[4] Ibid.
[5] “Al-Hol Situation Report: Update Number 4,” UNFPA Syria, April 1, 2019,
[6] John Dunford and Jennifer Cafarella, “ISIS's Opportunity in Northern Syria's Detention Facilities and Camps,” Institute for the Study of War, May 13, 2019,
[7] Bjorn Stritzel, Twitter, July 16, 2019,; JihadoScope, Twitter, July 15, 2019,
[8] Mohammed Hassan, Twitter, July 16, 2019,
[9] JihadoScope, Twitter, July 22, 2019,; Hollie McKay, “Refugee Children Praise ISIS, Vow to ‘Crush’ Apostates, Videos from Syrian Camps Show,” Fox News, July 22, 2019,

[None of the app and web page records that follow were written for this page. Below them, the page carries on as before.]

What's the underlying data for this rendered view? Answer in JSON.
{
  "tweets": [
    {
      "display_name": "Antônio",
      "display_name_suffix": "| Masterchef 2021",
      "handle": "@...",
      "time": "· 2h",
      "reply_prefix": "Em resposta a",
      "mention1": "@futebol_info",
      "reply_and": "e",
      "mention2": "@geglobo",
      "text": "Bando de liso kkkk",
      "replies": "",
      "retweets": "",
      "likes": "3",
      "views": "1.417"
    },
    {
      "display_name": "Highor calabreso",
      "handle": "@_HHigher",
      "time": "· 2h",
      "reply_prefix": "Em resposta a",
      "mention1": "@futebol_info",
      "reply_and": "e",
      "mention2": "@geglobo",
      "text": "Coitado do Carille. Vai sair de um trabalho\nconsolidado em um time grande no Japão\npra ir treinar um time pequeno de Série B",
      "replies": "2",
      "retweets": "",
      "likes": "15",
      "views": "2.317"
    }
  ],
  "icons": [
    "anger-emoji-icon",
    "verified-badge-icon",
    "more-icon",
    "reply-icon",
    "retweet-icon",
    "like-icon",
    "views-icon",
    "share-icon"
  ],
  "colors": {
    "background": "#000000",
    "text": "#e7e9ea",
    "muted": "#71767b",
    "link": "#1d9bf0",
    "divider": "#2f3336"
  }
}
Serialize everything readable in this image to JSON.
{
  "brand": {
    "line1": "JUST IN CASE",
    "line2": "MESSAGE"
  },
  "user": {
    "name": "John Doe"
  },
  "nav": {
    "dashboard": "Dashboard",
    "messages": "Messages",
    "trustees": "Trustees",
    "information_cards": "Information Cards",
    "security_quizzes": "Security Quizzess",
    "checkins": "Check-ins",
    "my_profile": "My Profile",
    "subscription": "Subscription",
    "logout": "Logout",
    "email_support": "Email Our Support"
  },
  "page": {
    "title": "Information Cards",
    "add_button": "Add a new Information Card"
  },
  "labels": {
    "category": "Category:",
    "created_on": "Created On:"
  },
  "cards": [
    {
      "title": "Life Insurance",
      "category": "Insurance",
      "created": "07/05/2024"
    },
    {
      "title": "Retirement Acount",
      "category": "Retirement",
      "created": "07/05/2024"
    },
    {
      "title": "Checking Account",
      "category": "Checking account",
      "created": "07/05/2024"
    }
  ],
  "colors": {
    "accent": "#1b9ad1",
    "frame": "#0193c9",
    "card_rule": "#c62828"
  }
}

[10] JihadoScope, Twitter, July 22, 2019,
[11] Mohammed Hassan, Twitter, July 16, 2019,
[12] Richard Hall, “ISIS Suspects in Syrian Camp Raise Thousands Through Online Crowdfunding Campaign,” The Independent, July 25, 2019,
[13] Ibid.
[14] Switched, Twitter, June 20, 2019,
[15] Kafel English started posting on August 8. See: Kafel English, Telegram, August 8, 2019, https://t(.)me/kafel4en.
[16] Kafel English, Telegram, August 10, 2019, https://t(.)me/kafel4en/17.
[17] Kafel English, Telegram, September 18, 2019, https://t(.)me/kafel4en/142.
[18] Kafel English, Telegram, August 9, 2019, https://t(.)me/kafel4en/8.
[19] Kafel English, Telegram, August 9, 2019, https://t(.)me/kafel4en/11.
[20] Kafel English, Telegram, September 18, 2019, https://t(.)me/kafel4en/142.
[21] Kafel English, Telegram, September 16, 2019, https://t(.)me/kafel4en/136.
[22] Kafel English, Telegram, September 17, 2019, https://t(.)me/kafel4en/137.
[23] Ibid.
[24] [“Islamic Kafel After Deletion,”] Telegram, September 17, 2019, https://t(.)me/kafel0/222.
[25] Kafel French, Telegram, September 16, 2019, https://t(.)me/kavel7fr/8.
[26] Kafel English, Telegram, September 12, 2019, https://t(.)me/kafel4en/130.
[27] “Al-Naba Newsletter: Issue Number 200,” Jihadology, September 20, 2019,
[28] Ibid.; Mina al-Lami, Twitter, September 19, 2019,
[29] Fukku al-Arisat, Telegram, January 28, 2019, https://t(.)me/assiraat/10; Faisal Irshaid, “Analysis: Jihadist Fundraisers in Syria Proliferate in 2019,” BBC Monitoring, August 9, 2019,
[30] Fukku al-Arisat, Telegram, July 10, 2019, https://t(.)me/assiraat/69.
[31] Ibid.
[32] “Defeat-ISIS Task Force Director Chris Maier Provides an On-the-Record, Off-Camera Press Briefing in the Pentagon Briefing Room,” U.S. Department of Defense, September 18, 2019,
[33] Ibid.; Shelly Kittleson, “Distrust of SDF, Unclear Future Divide Syrian Tribal Massacre Area,” Al-Monitor, June 10, 2019,
[34] “Assistant Secretary-General for Humanitarian Affairs and Deputy Emergency Relief Coordinator Ursula Mueller: Briefing to the Security Council on the Humanitarian Situation in Syria,” UN OCHA, September 19, 2019,
[35] Jennifer Cafarella with Brandon Wallace and Jason Zhou, “ISIS’s Second Comeback: Assessing the Next ISIS Insurgency,” Institute for the Study of War, June 2019,